HS: Working for the Generali Foundation has had a profound influence on me as an art historian and curator. During our work for the insurance company the focus was on building up an international museum and collection with a very specific orientation rather than on attracting as many people to the house as possible. Institutional critique, conceptual art, feminism, and new media art from the 1960s and 1970s were at the centre of our attention. It’s still amazing for me to remember the impact we had on the Austrian art scene and the position we came to occupy in a short time also at an international level. On the other hand, the support for art institutions in the private sector is often linked to individuals who understand and support investment in art. Once the leading person leaves, the institution often comes under threat, and one of the consequences is the reduction of resources. I would say that public institutions are more stable, but it is also more difficult to change the identity of the institution and establish a contemporary approach to programming and collecting.
LŠ: How do you see the changing role of museums in the digital age?
HS: The digital age brings a lot of possibilities in terms of communication and art education, both as regards our program and our collection. The Lentos was one of the first museums in Austria to present its whole collection on its homepage. This has been a great help specially for our colleagues in other institutions working on exhibitions.

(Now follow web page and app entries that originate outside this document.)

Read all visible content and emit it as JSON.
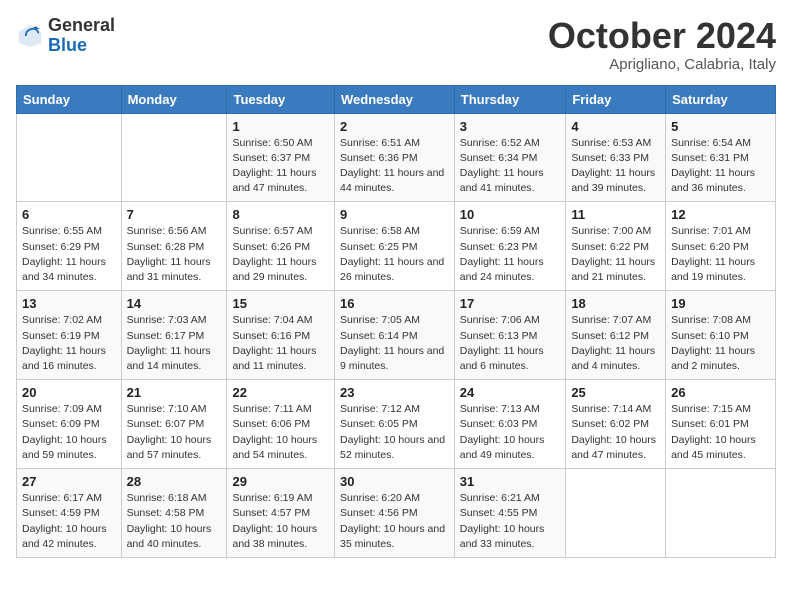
{
  "logo": {
    "general": "General",
    "blue": "Blue"
  },
  "title": "October 2024",
  "subtitle": "Aprigliano, Calabria, Italy",
  "headers": [
    "Sunday",
    "Monday",
    "Tuesday",
    "Wednesday",
    "Thursday",
    "Friday",
    "Saturday"
  ],
  "weeks": [
    [
      {
        "day": "",
        "info": ""
      },
      {
        "day": "",
        "info": ""
      },
      {
        "day": "1",
        "info": "Sunrise: 6:50 AM\nSunset: 6:37 PM\nDaylight: 11 hours and 47 minutes."
      },
      {
        "day": "2",
        "info": "Sunrise: 6:51 AM\nSunset: 6:36 PM\nDaylight: 11 hours and 44 minutes."
      },
      {
        "day": "3",
        "info": "Sunrise: 6:52 AM\nSunset: 6:34 PM\nDaylight: 11 hours and 41 minutes."
      },
      {
        "day": "4",
        "info": "Sunrise: 6:53 AM\nSunset: 6:33 PM\nDaylight: 11 hours and 39 minutes."
      },
      {
        "day": "5",
        "info": "Sunrise: 6:54 AM\nSunset: 6:31 PM\nDaylight: 11 hours and 36 minutes."
      }
    ],
    [
      {
        "day": "6",
        "info": "Sunrise: 6:55 AM\nSunset: 6:29 PM\nDaylight: 11 hours and 34 minutes."
      },
      {
        "day": "7",
        "info": "Sunrise: 6:56 AM\nSunset: 6:28 PM\nDaylight: 11 hours and 31 minutes."
      },
      {
        "day": "8",
        "info": "Sunrise: 6:57 AM\nSunset: 6:26 PM\nDaylight: 11 hours and 29 minutes."
      },
      {
        "day": "9",
        "info": "Sunrise: 6:58 AM\nSunset: 6:25 PM\nDaylight: 11 hours and 26 minutes."
      },
      {
        "day": "10",
        "info": "Sunrise: 6:59 AM\nSunset: 6:23 PM\nDaylight: 11 hours and 24 minutes."
      },
      {
        "day": "11",
        "info": "Sunrise: 7:00 AM\nSunset: 6:22 PM\nDaylight: 11 hours and 21 minutes."
      },
      {
        "day": "12",
        "info": "Sunrise: 7:01 AM\nSunset: 6:20 PM\nDaylight: 11 hours and 19 minutes."
      }
    ],
    [
      {
        "day": "13",
        "info": "Sunrise: 7:02 AM\nSunset: 6:19 PM\nDaylight: 11 hours and 16 minutes."
      },
      {
        "day": "14",
        "info": "Sunrise: 7:03 AM\nSunset: 6:17 PM\nDaylight: 11 hours and 14 minutes."
      },
      {
        "day": "15",
        "info": "Sunrise: 7:04 AM\nSunset: 6:16 PM\nDaylight: 11 hours and 11 minutes."
      },
      {
        "day": "16",
        "info": "Sunrise: 7:05 AM\nSunset: 6:14 PM\nDaylight: 11 hours and 9 minutes."
      },
      {
        "day": "17",
        "info": "Sunrise: 7:06 AM\nSunset: 6:13 PM\nDaylight: 11 hours and 6 minutes."
      },
      {
        "day": "18",
        "info": "Sunrise: 7:07 AM\nSunset: 6:12 PM\nDaylight: 11 hours and 4 minutes."
      },
      {
        "day": "19",
        "info": "Sunrise: 7:08 AM\nSunset: 6:10 PM\nDaylight: 11 hours and 2 minutes."
      }
    ],
    [
      {
        "day": "20",
        "info": "Sunrise: 7:09 AM\nSunset: 6:09 PM\nDaylight: 10 hours and 59 minutes."
      },
      {
        "day": "21",
        "info": "Sunrise: 7:10 AM\nSunset: 6:07 PM\nDaylight: 10 hours and 57 minutes."
      },
      {
        "day": "22",
        "info": "Sunrise: 7:11 AM\nSunset: 6:06 PM\nDaylight: 10 hours and 54 minutes."
      },
      {
        "day": "23",
        "info": "Sunrise: 7:12 AM\nSunset: 6:05 PM\nDaylight: 10 hours and 52 minutes."
      },
      {
        "day": "24",
        "info": "Sunrise: 7:13 AM\nSunset: 6:03 PM\nDaylight: 10 hours and 49 minutes."
      },
      {
        "day": "25",
        "info": "Sunrise: 7:14 AM\nSunset: 6:02 PM\nDaylight: 10 hours and 47 minutes."
      },
      {
        "day": "26",
        "info": "Sunrise: 7:15 AM\nSunset: 6:01 PM\nDaylight: 10 hours and 45 minutes."
      }
    ],
    [
      {
        "day": "27",
        "info": "Sunrise: 6:17 AM\nSunset: 4:59 PM\nDaylight: 10 hours and 42 minutes."
      },
      {
        "day": "28",
        "info": "Sunrise: 6:18 AM\nSunset: 4:58 PM\nDaylight: 10 hours and 40 minutes."
      },
      {
        "day": "29",
        "info": "Sunrise: 6:19 AM\nSunset: 4:57 PM\nDaylight: 10 hours and 38 minutes."
      },
      {
        "day": "30",
        "info": "Sunrise: 6:20 AM\nSunset: 4:56 PM\nDaylight: 10 hours and 35 minutes."
      },
      {
        "day": "31",
        "info": "Sunrise: 6:21 AM\nSunset: 4:55 PM\nDaylight: 10 hours and 33 minutes."
      },
      {
        "day": "",
        "info": ""
      },
      {
        "day": "",
        "info": ""
      }
    ]
  ]
}
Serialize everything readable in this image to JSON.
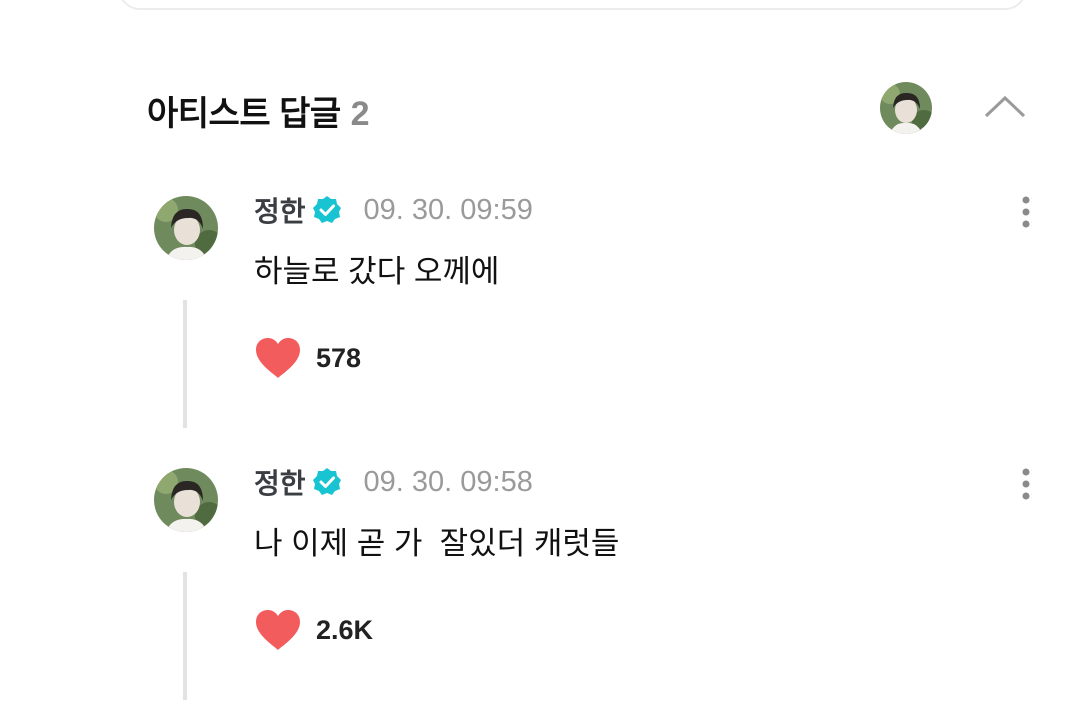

Artists have always worked with the newest media available. We purchase and present these artworks in our exhibitions together with more traditional artworks such as drawings, paintings, and sculptures. In the end and the more we learn about media art, those works will survive that convince with their artistic quality and complexity.